Zinke has a mixed record when it comes to preserving public lands. When the Republican Party’s platform-writing committee agreed to support transferring federally owned land to states, Zinke stepped down from the committee in protest. Transferring federal public land to states could allow states to sell the land to developers or accelerate fossil fuel development. But on Jan. 3, Zinke voted in favor of a House rules package that encourages transferring federal land to states by changing the way the cost of these transfers would be calculated.

Rex Tillerson. Creative Commons 4.0 Official transition portrait, Office of the President-elect

Rex Tillerson. Creative Commons 4.0 Official transition portrait, Office of the President-elect


Rex Tillerson, Secretary of State nominee
Confirmation hearing held Jan. 11

A longtime Exxon employee, Tillerson became CEO of Exxon Mobil in 2006 and stepped down in December 2016 after being nominated for Secretary of State. Under his leadership, the global fossil fuel giant embarked on a $720 million joint venture with a Russian firm that includes drilling in the Arctic, shale extraction and a Siberian gas export plant. Those projects were halted in 2014 by U.S. sanctions on Russian oil and gas companies, and several oil and gas industry representatives have expressed optimism that if Tillerson becomes secretary, the United States would ease Russian sanctions and accelerate these oil and gas projects.

Under Tillerson, Exxon has come under fire for funding groups that publicly denied climate science even though Exxon’s own experts have documented evidence of climate change since the 1970s. But Tillerson’s record on climate change is more complicated. In 2009, as Exxon CEO, he announced the company’s support for a tax on carbon, though no such tax was currently proposed. Congress was considering a cap-and-trade bill at the time, which Exxon lobbied against — the bill passed the House but failed to reach a Senate vote. But while Tillerson acknowledges the reality of climate science, his behavior isn’t reassuring.

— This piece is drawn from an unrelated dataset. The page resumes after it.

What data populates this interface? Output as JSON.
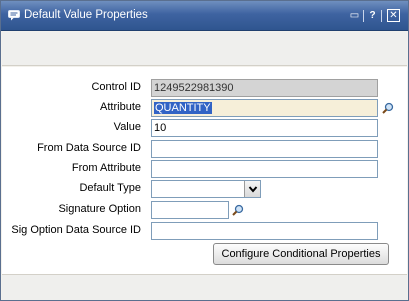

“Look at the actions, not the words,” reads a statement from the Sierra Club. “Rex Tillerson’s actions make it obvious that he will willingly sacrifice a healthy climate for the sake of oil and gas.”

During his confirmation hearing, Tillerson said that “the risk of climate change does exist, and that the consequences could be serious enough that action should be taken.” When asked if human activity is contributing to climate change, he hedged, saying that, “The increase in the greenhouse gas concentrations in the atmosphere are having an effect. Our ability to predict that effect is very limited.”

He also stated that climate change is not an “imminent national security threat,” which contradicts a 2015 Pentagon report that called it an “urgent and growing threat to our national security.”

Beyond these five cabinet nominees, a number of other Trump appointees are either feeble supporters of addressing climate change or are strident climate denialists. Read more from Climate Central.